For the data below, count the lines that have the string "خدمت" and state that number by itself.

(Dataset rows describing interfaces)
Start of Block
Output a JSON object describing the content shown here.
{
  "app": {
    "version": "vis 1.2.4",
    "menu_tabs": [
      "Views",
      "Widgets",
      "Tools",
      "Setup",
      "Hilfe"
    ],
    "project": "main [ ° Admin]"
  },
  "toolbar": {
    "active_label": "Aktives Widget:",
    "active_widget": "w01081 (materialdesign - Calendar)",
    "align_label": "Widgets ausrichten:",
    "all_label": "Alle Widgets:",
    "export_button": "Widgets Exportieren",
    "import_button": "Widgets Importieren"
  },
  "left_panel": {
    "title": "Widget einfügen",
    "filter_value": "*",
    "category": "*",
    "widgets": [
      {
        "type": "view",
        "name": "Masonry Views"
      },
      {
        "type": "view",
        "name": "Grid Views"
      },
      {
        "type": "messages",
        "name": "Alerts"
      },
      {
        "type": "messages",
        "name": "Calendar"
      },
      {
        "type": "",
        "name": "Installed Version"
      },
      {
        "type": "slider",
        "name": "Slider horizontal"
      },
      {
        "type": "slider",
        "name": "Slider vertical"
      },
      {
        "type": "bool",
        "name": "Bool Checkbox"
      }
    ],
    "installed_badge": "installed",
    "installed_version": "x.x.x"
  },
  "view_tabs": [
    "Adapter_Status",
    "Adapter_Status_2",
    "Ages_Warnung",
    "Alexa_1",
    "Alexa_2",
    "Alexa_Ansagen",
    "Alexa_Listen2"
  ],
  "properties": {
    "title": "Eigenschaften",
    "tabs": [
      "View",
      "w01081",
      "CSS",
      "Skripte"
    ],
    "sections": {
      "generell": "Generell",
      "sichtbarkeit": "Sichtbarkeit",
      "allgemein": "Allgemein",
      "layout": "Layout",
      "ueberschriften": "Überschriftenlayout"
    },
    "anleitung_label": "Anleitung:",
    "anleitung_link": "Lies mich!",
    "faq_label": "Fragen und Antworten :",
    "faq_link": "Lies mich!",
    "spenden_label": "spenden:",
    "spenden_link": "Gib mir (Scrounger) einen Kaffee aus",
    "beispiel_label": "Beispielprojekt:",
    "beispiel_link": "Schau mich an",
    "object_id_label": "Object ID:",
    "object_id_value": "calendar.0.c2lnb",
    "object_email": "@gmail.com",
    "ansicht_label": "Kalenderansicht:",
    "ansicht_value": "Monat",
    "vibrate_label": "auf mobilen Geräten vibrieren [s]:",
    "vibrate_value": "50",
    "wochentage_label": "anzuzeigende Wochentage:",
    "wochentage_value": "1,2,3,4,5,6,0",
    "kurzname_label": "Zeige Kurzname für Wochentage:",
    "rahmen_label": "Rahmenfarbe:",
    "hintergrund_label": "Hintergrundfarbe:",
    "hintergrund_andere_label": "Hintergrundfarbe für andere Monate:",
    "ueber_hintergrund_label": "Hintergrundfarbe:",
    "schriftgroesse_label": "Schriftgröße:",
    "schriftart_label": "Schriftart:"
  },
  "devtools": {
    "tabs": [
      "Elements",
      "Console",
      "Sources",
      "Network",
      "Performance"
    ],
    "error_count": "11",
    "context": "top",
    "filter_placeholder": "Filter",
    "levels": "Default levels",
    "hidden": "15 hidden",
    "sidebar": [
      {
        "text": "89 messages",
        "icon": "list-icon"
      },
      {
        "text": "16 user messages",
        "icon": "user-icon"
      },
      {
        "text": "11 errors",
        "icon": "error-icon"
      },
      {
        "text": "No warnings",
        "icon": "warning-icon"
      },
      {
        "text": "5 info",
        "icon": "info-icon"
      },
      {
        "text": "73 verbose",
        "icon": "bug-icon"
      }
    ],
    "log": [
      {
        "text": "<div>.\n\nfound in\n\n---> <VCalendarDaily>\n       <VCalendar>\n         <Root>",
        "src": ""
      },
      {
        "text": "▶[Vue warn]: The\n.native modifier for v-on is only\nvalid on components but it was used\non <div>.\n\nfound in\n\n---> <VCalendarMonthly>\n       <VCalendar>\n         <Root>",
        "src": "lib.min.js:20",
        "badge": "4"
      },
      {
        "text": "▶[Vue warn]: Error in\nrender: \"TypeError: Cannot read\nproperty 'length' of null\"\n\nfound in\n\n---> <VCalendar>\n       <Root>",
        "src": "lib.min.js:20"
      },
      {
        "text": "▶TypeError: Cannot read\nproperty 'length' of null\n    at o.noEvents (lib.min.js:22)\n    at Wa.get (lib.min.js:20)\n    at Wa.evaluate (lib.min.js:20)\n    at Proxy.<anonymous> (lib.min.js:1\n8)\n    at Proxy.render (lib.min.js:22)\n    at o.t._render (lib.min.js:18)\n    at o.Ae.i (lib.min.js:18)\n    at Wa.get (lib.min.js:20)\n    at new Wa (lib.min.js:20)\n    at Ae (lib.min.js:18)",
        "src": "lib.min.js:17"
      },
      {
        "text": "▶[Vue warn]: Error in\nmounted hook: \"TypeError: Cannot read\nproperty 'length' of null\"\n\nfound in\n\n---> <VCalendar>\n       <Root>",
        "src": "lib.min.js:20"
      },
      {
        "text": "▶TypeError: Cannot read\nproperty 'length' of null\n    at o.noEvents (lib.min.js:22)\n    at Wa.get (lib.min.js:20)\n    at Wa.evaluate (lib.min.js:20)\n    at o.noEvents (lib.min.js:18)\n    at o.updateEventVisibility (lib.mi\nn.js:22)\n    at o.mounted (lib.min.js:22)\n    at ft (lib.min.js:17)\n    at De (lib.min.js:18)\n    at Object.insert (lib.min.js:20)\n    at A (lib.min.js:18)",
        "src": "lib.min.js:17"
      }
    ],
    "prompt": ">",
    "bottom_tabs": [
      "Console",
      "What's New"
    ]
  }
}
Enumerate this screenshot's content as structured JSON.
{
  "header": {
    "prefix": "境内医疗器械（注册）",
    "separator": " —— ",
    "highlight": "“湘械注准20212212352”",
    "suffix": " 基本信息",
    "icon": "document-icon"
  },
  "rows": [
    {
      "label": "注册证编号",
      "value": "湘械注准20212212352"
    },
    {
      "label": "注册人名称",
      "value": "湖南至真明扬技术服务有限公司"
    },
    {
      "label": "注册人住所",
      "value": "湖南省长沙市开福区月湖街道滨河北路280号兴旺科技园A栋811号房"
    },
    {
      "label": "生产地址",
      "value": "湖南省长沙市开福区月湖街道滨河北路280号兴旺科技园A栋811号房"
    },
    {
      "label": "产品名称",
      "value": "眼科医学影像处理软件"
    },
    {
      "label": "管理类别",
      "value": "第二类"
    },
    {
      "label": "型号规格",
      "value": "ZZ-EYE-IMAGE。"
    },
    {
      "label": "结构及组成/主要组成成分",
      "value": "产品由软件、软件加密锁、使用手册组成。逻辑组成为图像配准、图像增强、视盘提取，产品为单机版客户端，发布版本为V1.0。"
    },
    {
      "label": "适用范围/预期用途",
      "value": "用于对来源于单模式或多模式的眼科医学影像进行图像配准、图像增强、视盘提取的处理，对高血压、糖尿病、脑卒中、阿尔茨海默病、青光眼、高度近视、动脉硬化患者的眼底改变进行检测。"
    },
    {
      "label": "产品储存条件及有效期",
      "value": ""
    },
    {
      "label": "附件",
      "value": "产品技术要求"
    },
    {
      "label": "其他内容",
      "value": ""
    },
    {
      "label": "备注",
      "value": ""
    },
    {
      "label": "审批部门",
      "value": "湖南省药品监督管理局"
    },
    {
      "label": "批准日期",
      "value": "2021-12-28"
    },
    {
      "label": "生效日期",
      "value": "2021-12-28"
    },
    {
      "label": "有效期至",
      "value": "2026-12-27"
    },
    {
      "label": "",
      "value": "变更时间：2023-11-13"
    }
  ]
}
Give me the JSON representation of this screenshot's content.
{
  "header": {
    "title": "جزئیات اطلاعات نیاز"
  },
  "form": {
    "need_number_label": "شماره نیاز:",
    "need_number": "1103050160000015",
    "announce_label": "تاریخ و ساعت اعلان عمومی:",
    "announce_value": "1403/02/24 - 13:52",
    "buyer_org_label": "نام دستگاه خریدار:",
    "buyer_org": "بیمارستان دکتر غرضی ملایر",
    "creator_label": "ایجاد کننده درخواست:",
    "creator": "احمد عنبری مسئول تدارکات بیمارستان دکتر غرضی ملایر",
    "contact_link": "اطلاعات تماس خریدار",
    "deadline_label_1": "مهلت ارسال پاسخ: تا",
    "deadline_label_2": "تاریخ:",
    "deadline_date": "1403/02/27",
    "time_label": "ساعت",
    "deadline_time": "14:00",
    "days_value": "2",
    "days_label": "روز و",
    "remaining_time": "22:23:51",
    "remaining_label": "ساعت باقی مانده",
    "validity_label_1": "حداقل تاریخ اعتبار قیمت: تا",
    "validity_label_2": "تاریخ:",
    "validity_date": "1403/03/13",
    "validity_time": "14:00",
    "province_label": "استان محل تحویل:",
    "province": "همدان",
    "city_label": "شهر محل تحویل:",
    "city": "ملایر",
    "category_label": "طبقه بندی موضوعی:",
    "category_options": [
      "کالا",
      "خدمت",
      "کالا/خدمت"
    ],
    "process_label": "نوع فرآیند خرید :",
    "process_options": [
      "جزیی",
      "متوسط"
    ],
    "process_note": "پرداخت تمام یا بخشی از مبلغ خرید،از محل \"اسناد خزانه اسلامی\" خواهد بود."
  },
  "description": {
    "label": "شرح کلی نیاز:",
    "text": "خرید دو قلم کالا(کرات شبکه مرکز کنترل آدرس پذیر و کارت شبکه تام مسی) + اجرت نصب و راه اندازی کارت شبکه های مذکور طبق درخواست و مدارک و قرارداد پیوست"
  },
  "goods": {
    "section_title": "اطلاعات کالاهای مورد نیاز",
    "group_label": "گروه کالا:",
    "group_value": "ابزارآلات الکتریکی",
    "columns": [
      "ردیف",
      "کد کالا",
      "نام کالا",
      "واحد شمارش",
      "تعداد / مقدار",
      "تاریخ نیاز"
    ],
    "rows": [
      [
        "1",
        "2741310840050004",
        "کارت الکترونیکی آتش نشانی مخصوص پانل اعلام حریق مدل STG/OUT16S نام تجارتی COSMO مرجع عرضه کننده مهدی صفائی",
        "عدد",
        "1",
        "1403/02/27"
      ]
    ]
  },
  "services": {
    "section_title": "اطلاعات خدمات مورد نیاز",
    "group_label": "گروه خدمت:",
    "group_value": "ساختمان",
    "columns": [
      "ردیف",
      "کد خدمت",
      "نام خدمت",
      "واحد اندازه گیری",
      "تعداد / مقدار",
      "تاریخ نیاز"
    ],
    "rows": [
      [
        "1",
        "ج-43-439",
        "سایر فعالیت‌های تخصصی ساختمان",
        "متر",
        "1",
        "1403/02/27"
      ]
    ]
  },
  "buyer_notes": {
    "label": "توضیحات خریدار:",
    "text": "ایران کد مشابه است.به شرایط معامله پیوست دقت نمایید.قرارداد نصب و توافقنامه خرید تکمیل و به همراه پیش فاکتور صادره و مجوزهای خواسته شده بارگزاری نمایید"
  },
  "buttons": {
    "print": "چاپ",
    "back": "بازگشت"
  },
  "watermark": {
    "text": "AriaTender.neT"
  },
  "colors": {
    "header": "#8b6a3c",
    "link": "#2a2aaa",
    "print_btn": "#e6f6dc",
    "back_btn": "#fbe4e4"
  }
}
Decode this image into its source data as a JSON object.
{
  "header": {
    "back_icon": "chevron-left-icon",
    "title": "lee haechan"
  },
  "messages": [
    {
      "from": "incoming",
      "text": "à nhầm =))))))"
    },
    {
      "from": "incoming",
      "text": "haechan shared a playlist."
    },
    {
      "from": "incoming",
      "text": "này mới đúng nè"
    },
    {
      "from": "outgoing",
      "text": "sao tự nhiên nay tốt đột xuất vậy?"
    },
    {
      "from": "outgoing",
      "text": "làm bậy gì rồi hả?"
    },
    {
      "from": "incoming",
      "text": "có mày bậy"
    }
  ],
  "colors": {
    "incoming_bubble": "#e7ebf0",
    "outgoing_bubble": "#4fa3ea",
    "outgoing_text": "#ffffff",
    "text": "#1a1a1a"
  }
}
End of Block
## RESULT
5